The study found that erectile dysfunction affects 50 percent of men over the age of 40 and 10 percent of men below 40.
"The analysis revealed that of the 2,500 men suffering from erectile dysfunction, one in five were divorced while the marriages of one in 10 were on the verge of breaking over their physical health," Anup Dhir, a reconstruction surgeon and andrologist, told IANS.
Impotence is the most poorly understood and mismanaged of all medical disorders and results in marriages breaking up, the study found.
"Maintaining a healthy marriage requires time, effort and compromise from both spouses. When one or both spouses find a marriage to be unsatisfactory, it is likely because of problems that arise due to issues with communication, expectations or sexual dissatisfaction," said Dhir.
The study found that a married couple on an average has sex 58 times per year, or slightly more than once a week.
"If the number lacks, it means there is a problem with partner. Sexual impotence is becoming a common problem among couples in major cities due to sedentary lifestyle, hypertension and busy schedule," he said.
Diabetes emerged as the leading cause of erectile dysfunction followed by hypertension.
"As many as 48 percent of patients above the age of 40 were diabetic while 45 percent with hypertension have severe erectile dysfunction.

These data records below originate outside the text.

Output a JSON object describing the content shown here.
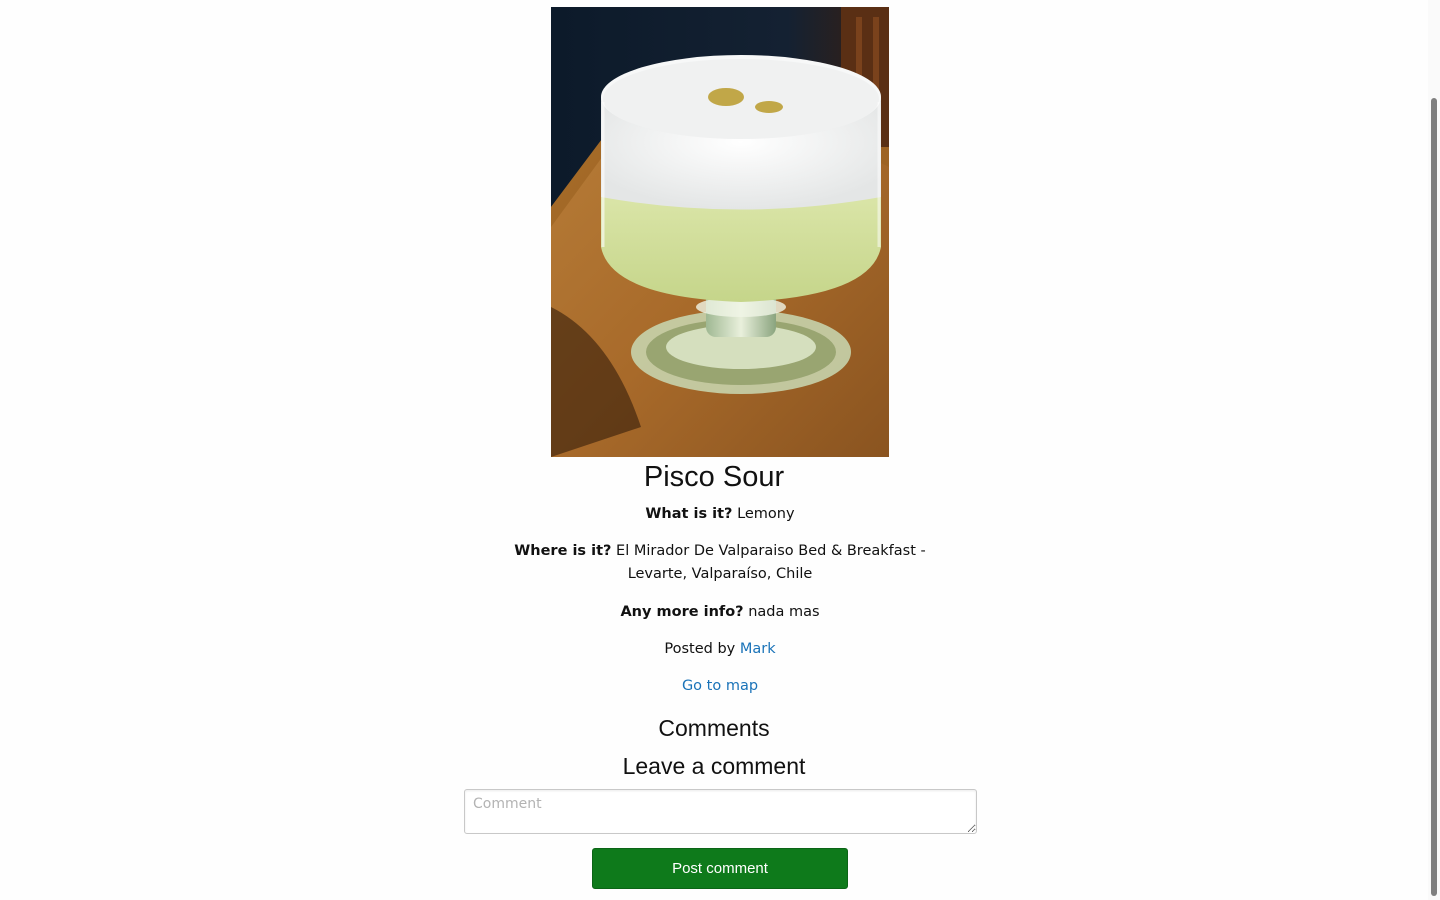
{
  "post": {
    "title": "Pisco Sour",
    "image_subject": "pisco-sour-cocktail-photo",
    "what_label": "What is it?",
    "what_value": "Lemony",
    "where_label": "Where is it?",
    "where_value": "El Mirador De Valparaiso Bed & Breakfast - Levarte, Valparaíso, Chile",
    "more_label": "Any more info?",
    "more_value": "nada mas",
    "posted_by_prefix": "Posted by",
    "author": "Mark",
    "map_link": "Go to map"
  },
  "comments": {
    "heading": "Comments",
    "form_heading": "Leave a comment",
    "placeholder": "Comment",
    "submit_label": "Post comment"
  },
  "colors": {
    "link": "#1a73b8",
    "submit_button": "#0e7a1b"
  }
}
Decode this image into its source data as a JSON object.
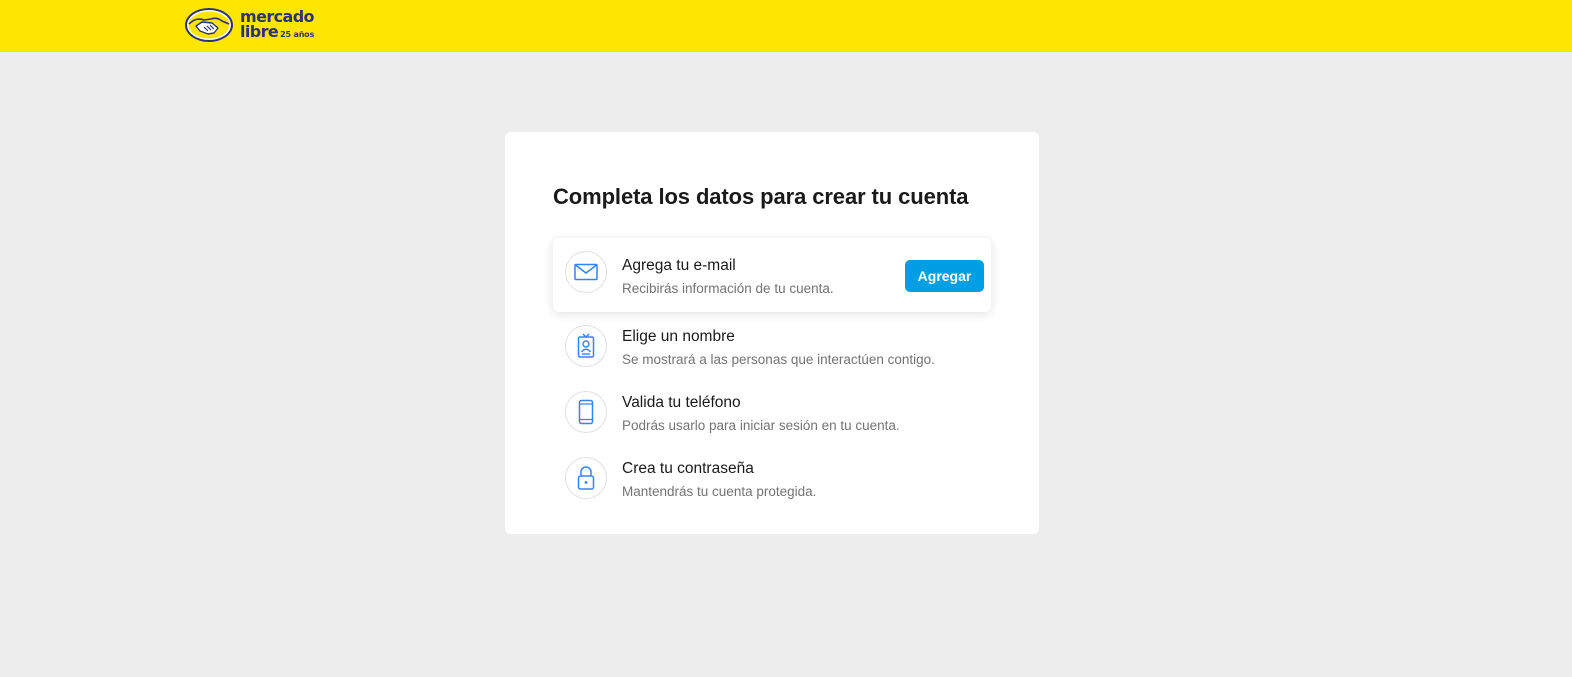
{
  "brand": {
    "line1": "mercado",
    "line2": "libre",
    "anniversary": "25 años",
    "colors": {
      "header": "#ffe600",
      "logo_text": "#2d3277",
      "accent": "#009ee3"
    }
  },
  "card": {
    "title": "Completa los datos para crear tu cuenta",
    "steps": [
      {
        "icon": "envelope-icon",
        "title": "Agrega tu e-mail",
        "subtitle": "Recibirás información de tu cuenta.",
        "action_label": "Agregar"
      },
      {
        "icon": "id-badge-icon",
        "title": "Elige un nombre",
        "subtitle": "Se mostrará a las personas que interactúen contigo."
      },
      {
        "icon": "phone-icon",
        "title": "Valida tu teléfono",
        "subtitle": "Podrás usarlo para iniciar sesión en tu cuenta."
      },
      {
        "icon": "lock-icon",
        "title": "Crea tu contraseña",
        "subtitle": "Mantendrás tu cuenta protegida."
      }
    ]
  }
}
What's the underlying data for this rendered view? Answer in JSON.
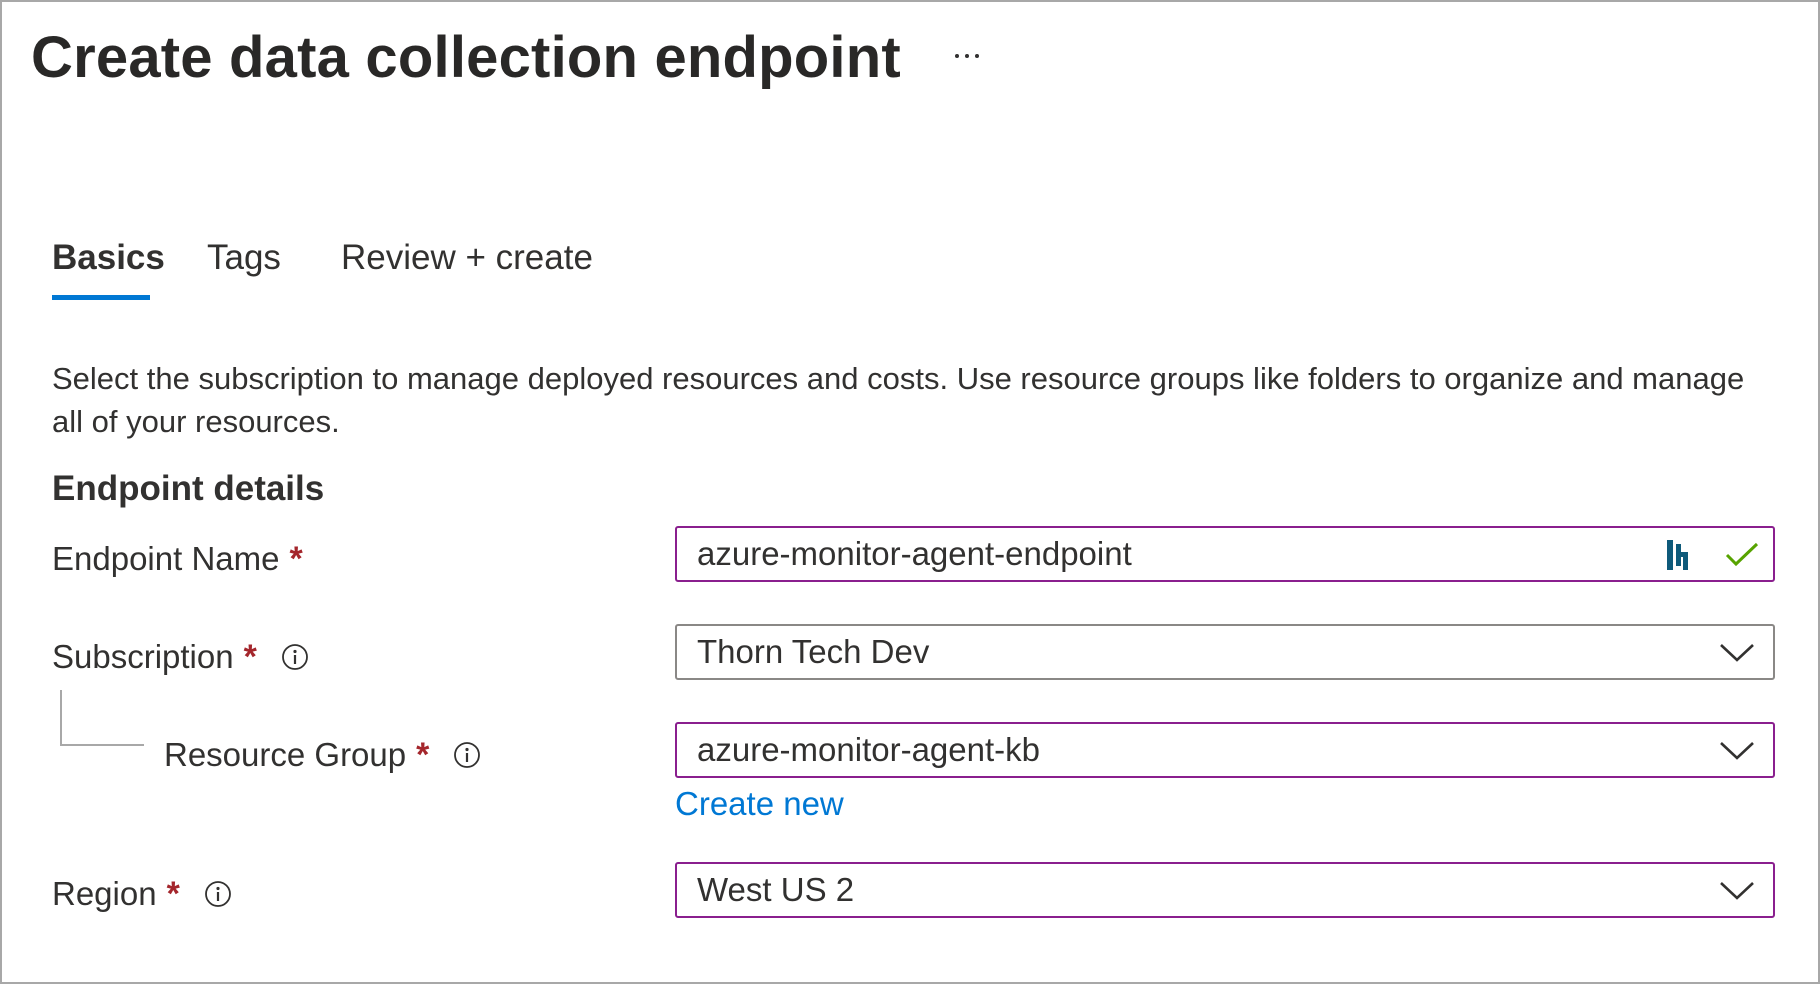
{
  "header": {
    "title": "Create data collection endpoint",
    "more_label": "..."
  },
  "tabs": [
    {
      "label": "Basics",
      "active": true
    },
    {
      "label": "Tags",
      "active": false
    },
    {
      "label": "Review + create",
      "active": false
    }
  ],
  "intro_text": "Select the subscription to manage deployed resources and costs. Use resource groups like folders to organize and manage all of your resources.",
  "section_title": "Endpoint details",
  "required_marker": "*",
  "form": {
    "endpoint_name": {
      "label": "Endpoint Name",
      "value": "azure-monitor-agent-endpoint",
      "valid": true
    },
    "subscription": {
      "label": "Subscription",
      "value": "Thorn Tech Dev"
    },
    "resource_group": {
      "label": "Resource Group",
      "value": "azure-monitor-agent-kb",
      "create_new_label": "Create new"
    },
    "region": {
      "label": "Region",
      "value": "West US 2"
    }
  },
  "colors": {
    "accent": "#0078d4",
    "required": "#a4262c",
    "focus_border": "#8a1f8e",
    "valid_check": "#57a300",
    "extension_icon": "#0e5a7a"
  },
  "icons": {
    "info": "info-icon",
    "chevron": "chevron-down-icon",
    "valid": "checkmark-icon",
    "extension": "password-manager-icon",
    "more": "more-icon"
  }
}
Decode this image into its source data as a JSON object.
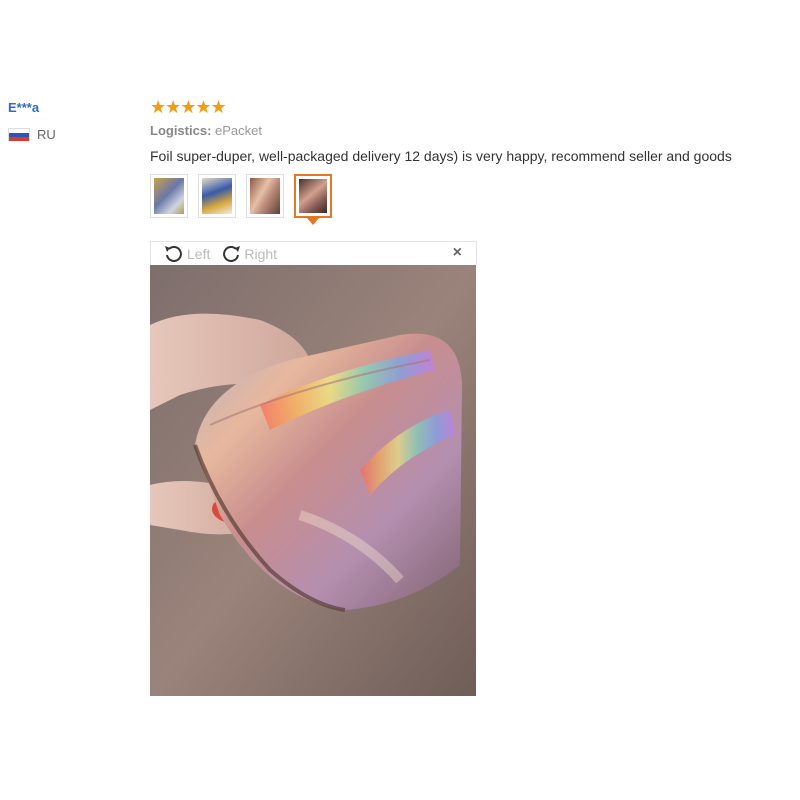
{
  "reviewer": {
    "name": "E***a",
    "country": "RU",
    "flag_icon": "russia-flag-icon"
  },
  "review": {
    "rating": 5,
    "rating_max": 5,
    "stars": "★★★★★",
    "star_color": "#f39c12",
    "logistics_label": "Logistics:",
    "logistics_value": "ePacket",
    "feedback": "Foil super-duper, well-packaged delivery 12 days) is very happy, recommend seller and goods"
  },
  "thumbnails": {
    "count": 4,
    "active_index": 3
  },
  "viewer": {
    "rotate_left_label": "Left",
    "rotate_right_label": "Right",
    "rotate_left_icon": "rotate-left-icon",
    "rotate_right_icon": "rotate-right-icon",
    "close_label": "×",
    "close_icon": "close-icon"
  },
  "colors": {
    "accent": "#e87722",
    "name_link": "#2f6bc4"
  }
}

Men who have diabetes are found to develop erectile dysfunction nearly 10 to 15 years earlier than men who do not suffer from the disease," the study highlighted.
Furthermore, people with diabetes frequently take medication to lower blood pressure.
Common prescriptions for blood pressure like some diuretics and beta blockers are known to cause erectile dysfunction.
"These drugs not only affect and at times suppress the central nervous system but can also cause serious damage to the blood vessels, resulting in permanent erectile dysfunction," C.M. Batra, an endocrinologist with Apollo Hospital, told IANS.
According to Batra, other primary causes of erectile dysfunction include lifestyle issues like smoking, drinking alcohol, being overweight and exercising too little, among others.
Dhir said that taking medical help for erectile dysfunction continues to remain a stigma among Indian men as they are not ready to accept the fact until it comes to the breaking up of their marriages.
"Men have an ego problem in accepting the fact and most of them remain secretive about their sexual health, which leads to delayed treatment," he said.